(Dataset)
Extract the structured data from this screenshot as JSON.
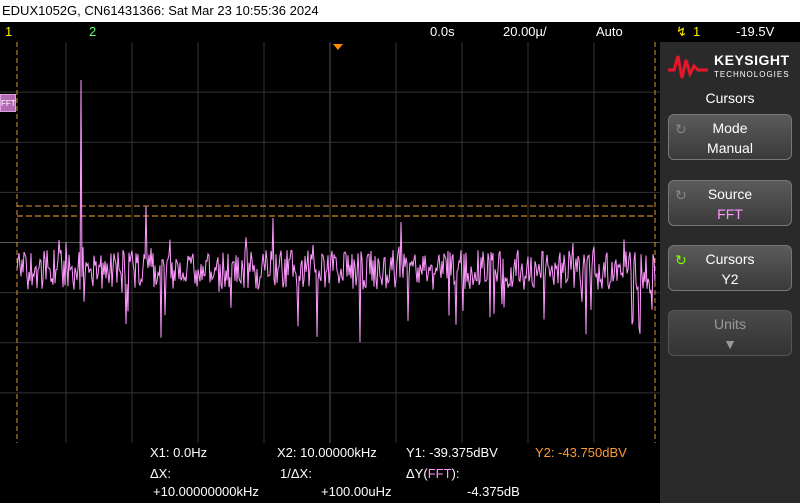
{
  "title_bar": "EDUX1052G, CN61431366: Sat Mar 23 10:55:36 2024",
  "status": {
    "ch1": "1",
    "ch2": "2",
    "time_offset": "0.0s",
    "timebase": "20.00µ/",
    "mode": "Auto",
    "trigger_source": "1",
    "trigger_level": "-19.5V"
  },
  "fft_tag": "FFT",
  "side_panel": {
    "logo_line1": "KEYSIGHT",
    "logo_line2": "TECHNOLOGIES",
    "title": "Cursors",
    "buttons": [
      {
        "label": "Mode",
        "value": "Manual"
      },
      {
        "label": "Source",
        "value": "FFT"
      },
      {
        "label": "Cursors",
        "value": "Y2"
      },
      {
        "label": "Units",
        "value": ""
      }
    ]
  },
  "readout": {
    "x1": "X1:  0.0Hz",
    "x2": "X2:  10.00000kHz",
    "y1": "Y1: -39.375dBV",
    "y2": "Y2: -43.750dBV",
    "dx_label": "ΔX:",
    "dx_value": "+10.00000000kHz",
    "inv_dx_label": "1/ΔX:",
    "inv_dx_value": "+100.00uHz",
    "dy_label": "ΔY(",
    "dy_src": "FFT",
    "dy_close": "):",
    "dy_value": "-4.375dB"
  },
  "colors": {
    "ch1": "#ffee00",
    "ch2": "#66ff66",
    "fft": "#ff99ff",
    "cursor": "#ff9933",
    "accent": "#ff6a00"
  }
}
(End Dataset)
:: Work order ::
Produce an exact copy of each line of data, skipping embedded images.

:: Written reply ::
Extract the structured data from this screenshot as JSON.
{
  "title_bar": "EDUX1052G, CN61431366: Sat Mar 23 10:55:36 2024",
  "status": {
    "ch1": "1",
    "ch2": "2",
    "time_offset": "0.0s",
    "timebase": "20.00µ/",
    "mode": "Auto",
    "trigger_source": "1",
    "trigger_level": "-19.5V"
  },
  "fft_tag": "FFT",
  "side_panel": {
    "logo_line1": "KEYSIGHT",
    "logo_line2": "TECHNOLOGIES",
    "title": "Cursors",
    "buttons": [
      {
        "label": "Mode",
        "value": "Manual"
      },
      {
        "label": "Source",
        "value": "FFT"
      },
      {
        "label": "Cursors",
        "value": "Y2"
      },
      {
        "label": "Units",
        "value": ""
      }
    ]
  },
  "readout": {
    "x1": "X1:  0.0Hz",
    "x2": "X2:  10.00000kHz",
    "y1": "Y1: -39.375dBV",
    "y2": "Y2: -43.750dBV",
    "dx_label": "ΔX:",
    "dx_value": "+10.00000000kHz",
    "inv_dx_label": "1/ΔX:",
    "inv_dx_value": "+100.00uHz",
    "dy_label": "ΔY(",
    "dy_src": "FFT",
    "dy_close": "):",
    "dy_value": "-4.375dB"
  },
  "colors": {
    "ch1": "#ffee00",
    "ch2": "#66ff66",
    "fft": "#ff99ff",
    "cursor": "#ff9933",
    "accent": "#ff6a00"
  }
}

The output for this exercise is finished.